__ASSIGNMENT__
Below are the records; pull every line that includes "Narcacist".

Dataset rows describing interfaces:
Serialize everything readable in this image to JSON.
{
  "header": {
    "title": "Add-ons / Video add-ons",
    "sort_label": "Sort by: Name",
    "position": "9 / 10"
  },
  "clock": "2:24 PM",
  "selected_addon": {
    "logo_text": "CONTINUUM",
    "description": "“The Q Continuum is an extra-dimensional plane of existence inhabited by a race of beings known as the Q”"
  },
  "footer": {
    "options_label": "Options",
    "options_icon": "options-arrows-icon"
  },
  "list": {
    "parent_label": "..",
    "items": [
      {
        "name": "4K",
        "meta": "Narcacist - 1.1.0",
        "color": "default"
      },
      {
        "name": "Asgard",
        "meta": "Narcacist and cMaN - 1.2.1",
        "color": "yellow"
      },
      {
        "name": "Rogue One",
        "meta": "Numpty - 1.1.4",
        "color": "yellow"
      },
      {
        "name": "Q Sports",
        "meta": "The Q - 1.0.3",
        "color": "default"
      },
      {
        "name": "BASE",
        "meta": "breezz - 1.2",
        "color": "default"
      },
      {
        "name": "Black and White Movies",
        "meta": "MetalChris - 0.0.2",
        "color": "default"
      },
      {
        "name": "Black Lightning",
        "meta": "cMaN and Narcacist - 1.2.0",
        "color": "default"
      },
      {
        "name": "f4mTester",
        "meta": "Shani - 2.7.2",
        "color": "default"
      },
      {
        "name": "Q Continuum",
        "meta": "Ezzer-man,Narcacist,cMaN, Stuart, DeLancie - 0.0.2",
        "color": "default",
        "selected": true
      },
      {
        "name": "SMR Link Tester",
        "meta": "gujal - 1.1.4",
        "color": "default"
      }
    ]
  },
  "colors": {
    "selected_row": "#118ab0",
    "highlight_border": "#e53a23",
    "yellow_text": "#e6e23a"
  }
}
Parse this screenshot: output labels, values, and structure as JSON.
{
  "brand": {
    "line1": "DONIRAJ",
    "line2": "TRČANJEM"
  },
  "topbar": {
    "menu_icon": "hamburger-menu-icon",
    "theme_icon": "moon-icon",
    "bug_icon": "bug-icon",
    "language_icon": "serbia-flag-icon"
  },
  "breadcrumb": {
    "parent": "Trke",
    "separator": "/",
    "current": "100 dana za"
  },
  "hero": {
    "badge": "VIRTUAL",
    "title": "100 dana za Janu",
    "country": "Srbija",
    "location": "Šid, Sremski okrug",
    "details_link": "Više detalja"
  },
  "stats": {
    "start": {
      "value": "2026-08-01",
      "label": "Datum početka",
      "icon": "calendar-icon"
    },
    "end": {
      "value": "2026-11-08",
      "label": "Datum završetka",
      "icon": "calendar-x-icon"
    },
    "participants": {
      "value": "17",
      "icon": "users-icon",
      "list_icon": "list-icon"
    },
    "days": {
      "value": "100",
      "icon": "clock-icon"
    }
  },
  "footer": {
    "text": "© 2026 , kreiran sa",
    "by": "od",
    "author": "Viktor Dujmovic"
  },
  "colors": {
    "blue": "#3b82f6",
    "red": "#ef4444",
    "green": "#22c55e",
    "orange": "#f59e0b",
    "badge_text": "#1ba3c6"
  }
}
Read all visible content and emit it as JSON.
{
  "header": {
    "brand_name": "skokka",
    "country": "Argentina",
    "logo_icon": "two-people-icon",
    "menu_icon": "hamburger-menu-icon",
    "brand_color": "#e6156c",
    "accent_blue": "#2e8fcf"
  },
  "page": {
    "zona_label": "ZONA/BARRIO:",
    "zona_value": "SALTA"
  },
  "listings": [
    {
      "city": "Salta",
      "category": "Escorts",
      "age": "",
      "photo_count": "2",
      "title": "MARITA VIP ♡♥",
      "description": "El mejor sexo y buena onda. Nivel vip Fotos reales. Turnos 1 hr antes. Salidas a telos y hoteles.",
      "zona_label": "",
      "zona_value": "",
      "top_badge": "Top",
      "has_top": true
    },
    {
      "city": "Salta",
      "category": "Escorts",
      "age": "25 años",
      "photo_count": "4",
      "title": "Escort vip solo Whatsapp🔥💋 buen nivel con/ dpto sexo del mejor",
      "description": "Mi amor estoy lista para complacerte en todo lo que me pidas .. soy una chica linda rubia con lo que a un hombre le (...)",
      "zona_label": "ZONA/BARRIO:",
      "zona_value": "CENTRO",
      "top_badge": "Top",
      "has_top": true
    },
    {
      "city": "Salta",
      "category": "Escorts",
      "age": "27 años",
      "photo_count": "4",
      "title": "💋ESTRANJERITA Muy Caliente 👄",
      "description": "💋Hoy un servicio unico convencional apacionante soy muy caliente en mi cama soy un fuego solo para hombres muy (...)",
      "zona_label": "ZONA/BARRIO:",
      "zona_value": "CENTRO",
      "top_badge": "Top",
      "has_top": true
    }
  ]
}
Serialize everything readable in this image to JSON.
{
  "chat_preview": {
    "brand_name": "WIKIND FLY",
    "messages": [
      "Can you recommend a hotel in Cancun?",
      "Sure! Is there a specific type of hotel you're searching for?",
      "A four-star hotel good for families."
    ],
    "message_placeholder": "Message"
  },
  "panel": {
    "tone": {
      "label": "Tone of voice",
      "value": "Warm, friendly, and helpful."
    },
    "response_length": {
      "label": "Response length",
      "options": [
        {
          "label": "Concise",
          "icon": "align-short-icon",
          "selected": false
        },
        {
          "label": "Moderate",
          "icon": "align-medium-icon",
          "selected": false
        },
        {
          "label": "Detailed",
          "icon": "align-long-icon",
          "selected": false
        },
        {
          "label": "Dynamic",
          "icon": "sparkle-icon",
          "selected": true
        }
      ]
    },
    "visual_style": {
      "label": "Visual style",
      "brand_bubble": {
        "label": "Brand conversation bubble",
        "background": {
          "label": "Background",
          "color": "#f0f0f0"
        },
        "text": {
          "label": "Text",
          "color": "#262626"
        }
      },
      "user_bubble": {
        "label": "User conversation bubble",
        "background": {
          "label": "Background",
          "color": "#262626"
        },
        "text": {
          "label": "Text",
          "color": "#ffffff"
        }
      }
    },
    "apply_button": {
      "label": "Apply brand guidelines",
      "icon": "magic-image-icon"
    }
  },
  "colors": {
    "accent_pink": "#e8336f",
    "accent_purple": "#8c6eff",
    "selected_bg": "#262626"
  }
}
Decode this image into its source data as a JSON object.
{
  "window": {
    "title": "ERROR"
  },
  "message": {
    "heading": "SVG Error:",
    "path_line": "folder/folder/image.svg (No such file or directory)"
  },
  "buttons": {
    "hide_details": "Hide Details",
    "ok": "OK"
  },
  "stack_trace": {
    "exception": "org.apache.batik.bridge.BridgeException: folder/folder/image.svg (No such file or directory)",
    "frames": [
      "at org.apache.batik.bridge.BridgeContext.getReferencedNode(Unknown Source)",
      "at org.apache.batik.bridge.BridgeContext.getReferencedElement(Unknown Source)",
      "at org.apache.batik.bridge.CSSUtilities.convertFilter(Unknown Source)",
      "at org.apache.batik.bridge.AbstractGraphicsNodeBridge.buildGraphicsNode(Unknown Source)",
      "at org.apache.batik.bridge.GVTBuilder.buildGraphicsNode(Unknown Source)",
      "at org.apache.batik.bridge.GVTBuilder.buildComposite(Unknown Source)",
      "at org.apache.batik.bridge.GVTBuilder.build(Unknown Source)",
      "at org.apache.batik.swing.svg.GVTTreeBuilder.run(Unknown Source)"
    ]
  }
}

__SOLVED EXERCISE__
        "meta": "Narcacist - 1.1.0",
        "meta": "Narcacist and cMaN - 1.2.1",
        "meta": "cMaN and Narcacist - 1.2.0",
        "meta": "Ezzer-man,Narcacist,cMaN, Stuart, DeLancie - 0.0.2",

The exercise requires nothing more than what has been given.